Welcome to Cyber Security Today. It’s Wednesday, January 5. I’m Howard Solomon, contributing cybersecurity writer for ITWorldCanada.com.
The new year started for many listeners with a clean calendar. Unfortunately, it also started as it ended last year by continuing a long list of confirmed data breaches. Here are a few:
Broward Health, which runs a hospital and clinics in Fort Lauderdale, Florida, has begun informing more than 1.3 million patients and staff that their personal information was compromised in an October data breach. The information included names, dates of birth, address, telephone numbers, financial or bank account information, social security numbers, insurance information and account number, medical information, driver’s license numbers, and email address. In a statement, the institution said it had been hacked through a third-party medical service provider that uses it.
The Tourist Office of the City of Montreal has confirmed that it was recently hacked. The Kurakurt gang has been credited for this, as have 10 other organizations that have recently been victimized in Canada and the US. You can find my news item on this here.
Unencrypted Passwords of the 7.3 million users of the DatPiff website for those who like to listen and exchange free mixtapes are now available to every crook. The Bleeping Computer news service says the database of credentials was put up for sale in late November, but a crook is now giving it away. It is not clear when the database was stolen. Bleeping Computer thinks it was an old backup of DatPiff. Anyway, DatPiff users need to change their password.

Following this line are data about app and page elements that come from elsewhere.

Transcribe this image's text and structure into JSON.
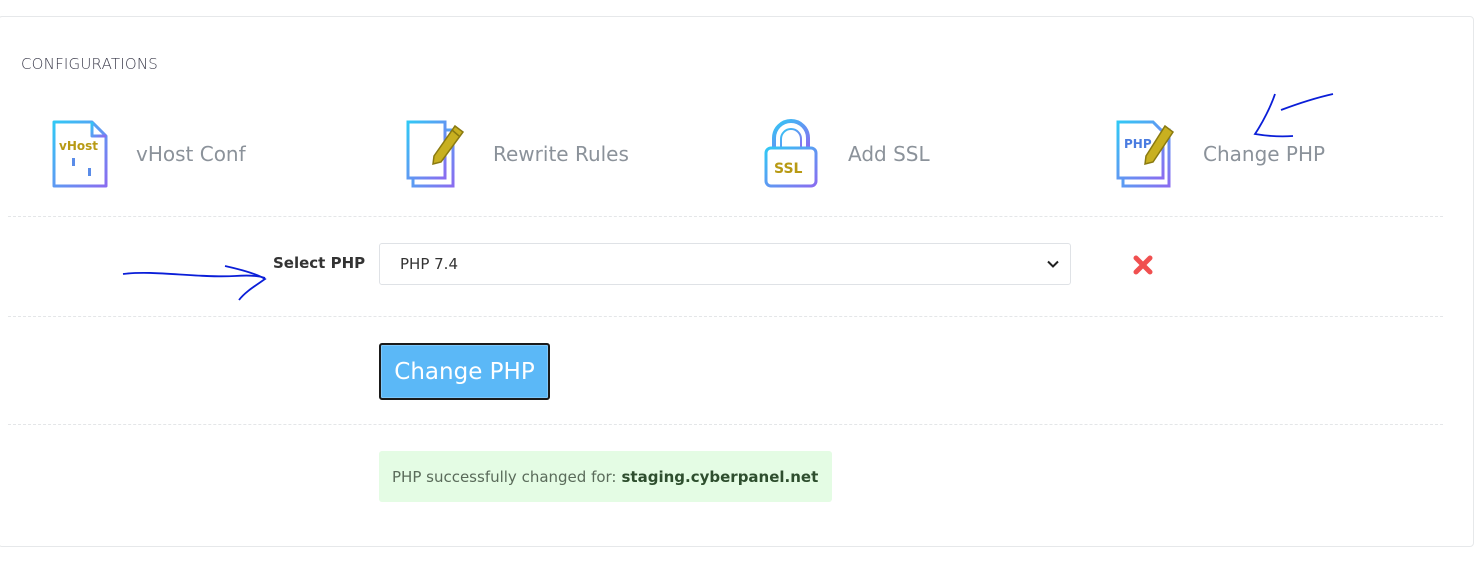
{
  "section": {
    "title": "CONFIGURATIONS"
  },
  "configs": [
    {
      "label": "vHost Conf",
      "icon": "vhost-config-icon",
      "icon_text": "vHost"
    },
    {
      "label": "Rewrite Rules",
      "icon": "rewrite-rules-icon"
    },
    {
      "label": "Add SSL",
      "icon": "ssl-lock-icon",
      "icon_text": "SSL"
    },
    {
      "label": "Change PHP",
      "icon": "php-edit-icon",
      "icon_text": "PHP"
    }
  ],
  "php_form": {
    "label": "Select PHP",
    "selected": "PHP 7.4",
    "button": "Change PHP"
  },
  "alert": {
    "message": "PHP successfully changed for:",
    "domain": "staging.cyberpanel.net"
  },
  "colors": {
    "button": "#5bb8f7",
    "alert_bg": "#e4fce4",
    "remove_icon": "#f05050",
    "annotation": "#0a1ed8"
  }
}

A little over a month ago security researchers warned IT departments to begin scanning for and patching vulnerabilities if they have Apache Log4j2 libraries in their applications. While the remediation has been going on for weeks, Microsoft warned Monday that threat actors on the Internet will continue to prey on organizations that aren’t patching fast enough. And at the end of the year, Crowdstrike said it believes a China-based threat group called Aquatic Panda is using a modified version of a log4j2 exploit.
A security researcher warns iPhone and iPad users of a vulnerability he says Apple is slow to fix. Basically, an attacker with access to a device can change settings and do anything, including installing ransomware. Apple has promised a solution. Until it’s released, Apple device users should be careful when dealing with email messages purportedly coming from Apple services or products that use Apple’s HomeKit framework.
Finally, If your organization allows the use of the Telegram messaging app, keep in mind that an infected version is circulating. According to researchers at Minerva Labs, the app called “Telegram desktop.exe” installs several attack tools, including the Purple Fox Rootkit. The report does not say how the bad app is distributed, but usually malware is included in links in text messages and emails that promise to be a legitimate application, or they are downloaded from unapproved app stores.
That’s it for now. Please note that links to details on podcast stories are in the text version at ITWorldCanada.com. There you will also find other stories from me.
Follow Cyber Security Today on Apple Podcasts, Google Podcasts or add us to your Flash Briefing on your smart speaker. Thanks for listening. I’m Howard Solomon